Slayer is undoubtedly one of the most influential bands in metal. Their work has laid the groundwork for countless death metal bands that followed.
But how did guitarists Kerry King and Jeff Hanneman create the crushing guitar tones of Slayer? Let us explore the guitars, amps, and pedals they used, and how we can emulate their sound.
King and Hanneman played fairly similar guitars. They both played ESP and B.C. Rich guitars, but they also seemed to prefer one over the other.
King was more a B.C. Rich player and Hanneman, an ESP player. This is also evident in the amount of signature guitars each had with the respective brands.
King had a number of different shapes like the Warlock and King V. Hanneman, on the other hand, seemed to stick with a Super Strat shape for his ESP signatures, but having various finishes.
While B.C. Rich signatures of King’s guitars are hard to come by these days, he does still have a signature Dean King V. And Hanneman still has the JH-600 with ESP.
But any well-made guitar with high-output humbuckers will do the job, like the ESP MH-1000 and MH-1001NT. Hanneman also played Jackson guitars, making the Pro Series King V and Pro Series Soloist, and even the X Series great options as well.
While they might have differed slightly when it came to guitars, King and Hanneman had only one choice for amps: Marshall.
To get the type of volume and aggressive distortion needed for Slayer, there really is just one amp, and that is the JCM800.
Both King and Hanneman used JCM800s as their amp heads. These were then paired with Marshall 1960B cabinets.
Of course, a JCM800 and 300-watt cab isn’t the only way of sounding like Slayer. The Marshall DSL100HR is a great alternative. Even the ORI50H can reach Slayer levels with some tweaking and a good distortion pedal.
As far as pedalboards went, King and Hanneman both kept it fairly simple. Both only used a handful of pedals.
Both King and Hanneman used a Dunlop Zakk Wylde Wah, which King described as sounding “nastier” than other wah pedals. Both have also used the Dunlop Dimebag Wah.
To give the amp distortion some extra boost, King also used an MXR ZW44. This pedal is no longer available, but the Ibanez TS9 is also great for pushing your distortion a bit further. Hanneman supposedly had a TS9 mounted in his rack unit as well.
King and Hanneman had several rack-mounted units as well. These were mostly wireless systems, signal splitters for their many amps, and additional compression, EQ, etc.

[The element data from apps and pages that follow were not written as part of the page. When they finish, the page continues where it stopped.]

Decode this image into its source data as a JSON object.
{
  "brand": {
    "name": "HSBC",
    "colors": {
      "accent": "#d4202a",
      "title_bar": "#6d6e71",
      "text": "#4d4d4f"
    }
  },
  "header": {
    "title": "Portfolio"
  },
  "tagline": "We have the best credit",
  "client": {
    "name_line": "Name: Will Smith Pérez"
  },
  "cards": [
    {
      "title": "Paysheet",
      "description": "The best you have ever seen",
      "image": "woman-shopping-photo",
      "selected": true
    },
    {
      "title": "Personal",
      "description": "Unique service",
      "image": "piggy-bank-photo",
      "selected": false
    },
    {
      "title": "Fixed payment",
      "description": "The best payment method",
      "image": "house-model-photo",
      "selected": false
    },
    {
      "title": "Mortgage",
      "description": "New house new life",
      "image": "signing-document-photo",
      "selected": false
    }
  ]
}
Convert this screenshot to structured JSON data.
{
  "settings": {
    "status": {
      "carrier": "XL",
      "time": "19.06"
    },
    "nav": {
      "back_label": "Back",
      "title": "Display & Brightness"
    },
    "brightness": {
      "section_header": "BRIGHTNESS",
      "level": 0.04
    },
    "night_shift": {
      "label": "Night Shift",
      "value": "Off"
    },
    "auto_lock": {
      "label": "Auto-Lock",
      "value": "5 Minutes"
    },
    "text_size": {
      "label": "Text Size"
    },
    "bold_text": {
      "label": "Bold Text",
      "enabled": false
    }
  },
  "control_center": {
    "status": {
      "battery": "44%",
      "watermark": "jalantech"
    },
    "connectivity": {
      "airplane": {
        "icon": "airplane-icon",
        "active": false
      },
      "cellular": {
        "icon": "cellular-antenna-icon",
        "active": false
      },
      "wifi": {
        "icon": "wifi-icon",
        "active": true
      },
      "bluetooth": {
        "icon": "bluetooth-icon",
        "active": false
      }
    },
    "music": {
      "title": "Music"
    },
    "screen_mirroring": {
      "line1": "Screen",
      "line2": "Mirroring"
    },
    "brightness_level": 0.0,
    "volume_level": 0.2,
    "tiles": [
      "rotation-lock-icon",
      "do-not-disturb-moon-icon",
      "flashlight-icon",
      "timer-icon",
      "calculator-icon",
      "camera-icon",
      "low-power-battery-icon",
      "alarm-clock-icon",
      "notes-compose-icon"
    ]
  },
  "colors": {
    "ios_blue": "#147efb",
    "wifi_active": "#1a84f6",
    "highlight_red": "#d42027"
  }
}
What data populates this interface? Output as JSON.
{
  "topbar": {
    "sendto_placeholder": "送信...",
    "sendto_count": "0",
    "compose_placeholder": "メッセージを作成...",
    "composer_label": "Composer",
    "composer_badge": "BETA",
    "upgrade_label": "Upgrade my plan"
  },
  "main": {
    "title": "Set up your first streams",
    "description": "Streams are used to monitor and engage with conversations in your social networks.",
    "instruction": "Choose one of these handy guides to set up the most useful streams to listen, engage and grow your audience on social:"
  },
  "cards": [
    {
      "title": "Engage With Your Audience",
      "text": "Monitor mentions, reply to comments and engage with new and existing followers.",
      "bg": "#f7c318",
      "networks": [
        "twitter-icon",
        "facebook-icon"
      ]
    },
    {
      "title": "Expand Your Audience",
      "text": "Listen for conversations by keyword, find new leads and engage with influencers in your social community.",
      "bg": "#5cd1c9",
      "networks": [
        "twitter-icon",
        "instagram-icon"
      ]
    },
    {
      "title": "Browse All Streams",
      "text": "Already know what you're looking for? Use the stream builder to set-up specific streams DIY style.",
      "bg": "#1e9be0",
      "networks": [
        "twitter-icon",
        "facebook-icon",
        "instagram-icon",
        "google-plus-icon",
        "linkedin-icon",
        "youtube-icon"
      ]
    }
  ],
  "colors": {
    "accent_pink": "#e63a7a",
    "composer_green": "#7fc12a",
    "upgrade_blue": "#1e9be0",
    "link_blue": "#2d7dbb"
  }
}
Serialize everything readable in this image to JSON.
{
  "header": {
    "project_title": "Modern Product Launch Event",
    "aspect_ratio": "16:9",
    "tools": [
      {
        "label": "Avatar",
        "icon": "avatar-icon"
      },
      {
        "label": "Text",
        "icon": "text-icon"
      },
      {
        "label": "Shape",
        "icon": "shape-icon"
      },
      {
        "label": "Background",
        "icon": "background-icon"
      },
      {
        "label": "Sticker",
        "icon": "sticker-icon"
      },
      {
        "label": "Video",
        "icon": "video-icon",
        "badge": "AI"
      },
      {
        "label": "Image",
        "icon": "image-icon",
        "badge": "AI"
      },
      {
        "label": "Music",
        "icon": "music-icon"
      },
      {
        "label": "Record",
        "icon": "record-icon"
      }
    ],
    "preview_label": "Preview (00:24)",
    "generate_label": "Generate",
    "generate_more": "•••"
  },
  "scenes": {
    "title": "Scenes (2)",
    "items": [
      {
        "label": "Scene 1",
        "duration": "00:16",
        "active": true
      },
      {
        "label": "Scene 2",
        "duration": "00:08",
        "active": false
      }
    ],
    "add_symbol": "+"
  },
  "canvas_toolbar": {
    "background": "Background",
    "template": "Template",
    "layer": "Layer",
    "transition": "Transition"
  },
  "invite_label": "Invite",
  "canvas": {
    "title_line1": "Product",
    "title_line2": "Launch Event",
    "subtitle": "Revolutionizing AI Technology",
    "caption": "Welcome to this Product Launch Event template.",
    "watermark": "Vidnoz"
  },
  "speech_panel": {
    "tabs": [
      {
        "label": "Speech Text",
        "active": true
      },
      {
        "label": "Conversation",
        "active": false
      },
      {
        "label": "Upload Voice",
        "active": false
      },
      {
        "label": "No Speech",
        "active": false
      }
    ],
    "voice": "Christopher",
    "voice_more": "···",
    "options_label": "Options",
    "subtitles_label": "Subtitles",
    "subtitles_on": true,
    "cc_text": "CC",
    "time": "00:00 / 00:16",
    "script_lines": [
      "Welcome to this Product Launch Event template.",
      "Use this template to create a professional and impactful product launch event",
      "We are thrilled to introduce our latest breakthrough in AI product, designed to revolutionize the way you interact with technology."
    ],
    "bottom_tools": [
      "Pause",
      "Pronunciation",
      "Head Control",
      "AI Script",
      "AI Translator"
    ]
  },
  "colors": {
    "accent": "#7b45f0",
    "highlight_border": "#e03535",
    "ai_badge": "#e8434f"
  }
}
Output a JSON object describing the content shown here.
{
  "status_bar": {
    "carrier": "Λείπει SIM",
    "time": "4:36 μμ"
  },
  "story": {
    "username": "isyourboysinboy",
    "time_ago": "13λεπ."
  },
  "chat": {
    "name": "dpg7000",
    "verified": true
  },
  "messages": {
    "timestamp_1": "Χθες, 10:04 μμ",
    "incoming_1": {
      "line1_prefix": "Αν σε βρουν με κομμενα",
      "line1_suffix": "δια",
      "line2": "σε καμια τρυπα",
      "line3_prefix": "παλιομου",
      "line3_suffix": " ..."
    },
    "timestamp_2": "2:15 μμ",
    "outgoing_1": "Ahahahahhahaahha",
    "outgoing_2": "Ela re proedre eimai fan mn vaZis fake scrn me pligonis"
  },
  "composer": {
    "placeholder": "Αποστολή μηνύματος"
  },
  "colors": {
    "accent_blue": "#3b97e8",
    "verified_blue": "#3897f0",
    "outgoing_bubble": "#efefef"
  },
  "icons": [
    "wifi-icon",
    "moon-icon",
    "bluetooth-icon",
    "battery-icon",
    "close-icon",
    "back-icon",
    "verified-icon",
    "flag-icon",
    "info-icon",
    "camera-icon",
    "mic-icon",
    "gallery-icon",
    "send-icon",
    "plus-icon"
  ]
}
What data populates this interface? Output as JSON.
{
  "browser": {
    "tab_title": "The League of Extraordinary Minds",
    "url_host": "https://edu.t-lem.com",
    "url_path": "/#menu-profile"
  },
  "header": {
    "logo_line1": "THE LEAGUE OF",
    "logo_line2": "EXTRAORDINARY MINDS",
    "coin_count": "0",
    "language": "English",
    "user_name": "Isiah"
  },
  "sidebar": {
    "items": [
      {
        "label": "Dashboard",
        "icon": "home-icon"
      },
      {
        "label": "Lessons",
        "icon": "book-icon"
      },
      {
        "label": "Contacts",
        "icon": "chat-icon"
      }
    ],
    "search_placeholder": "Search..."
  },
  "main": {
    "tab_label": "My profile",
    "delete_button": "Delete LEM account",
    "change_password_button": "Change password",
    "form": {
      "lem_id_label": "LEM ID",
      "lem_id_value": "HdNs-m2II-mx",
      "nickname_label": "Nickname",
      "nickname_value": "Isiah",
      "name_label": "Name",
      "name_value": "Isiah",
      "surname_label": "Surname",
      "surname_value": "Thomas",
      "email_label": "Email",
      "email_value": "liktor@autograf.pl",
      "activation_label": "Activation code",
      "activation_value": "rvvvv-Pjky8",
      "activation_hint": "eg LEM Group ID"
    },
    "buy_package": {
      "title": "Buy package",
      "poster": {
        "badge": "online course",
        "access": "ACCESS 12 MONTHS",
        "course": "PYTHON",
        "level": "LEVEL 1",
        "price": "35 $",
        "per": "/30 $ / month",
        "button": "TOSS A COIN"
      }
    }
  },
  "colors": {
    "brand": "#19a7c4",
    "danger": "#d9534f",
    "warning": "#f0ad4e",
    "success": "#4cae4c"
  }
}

That means that these units aren’t crucial to recreating their guitar tones.
You might think that a band as loud and aggressive as Slayer just turns everything up to 11 and calls it a day. But in fact, the tones of Kerry King and Jeff Hanneman were a bit more complex than that.
For starters, not everything was turned up very high. The settings were actually a bit lower than you might expect.
The bass, for example, hovered at a very conservative 4 – 6. While the treble was also only set to around 7.
The most interesting part is the mids. Where metal bands usually scoop the mids slightly to boost the lows and highs, Slayer went in the opposite direction.
Their mids were actually set higher to boost it. They then used ten-band EQ pedals to further boost the mids. The sliders were arranged in an “upside-down v”, as Kerry King put it.
Gain was set very high as you could expect, usually around 8 or 9. The presence of the amp was then set to 7, and volume was adjusted according to the size of the venue.
That would lead to amp settings that looked something like this:
- Bass – 4-6
- Mids – 8
- Treble – 6/7
- Gain – 8/9
- Presence – 7
- Volume – 5-7
These settings should be correct for most Slayer songs and should require little adjusting.
Slayer may have retired, but their legacy lives on. Through the many guitarists that they have inspired, and surely will inspire.
I hope this guide will help with that inspiration, now that you also know how to recreate the heavy, gut-punching sound of Kerry King and Jeff Hanneman.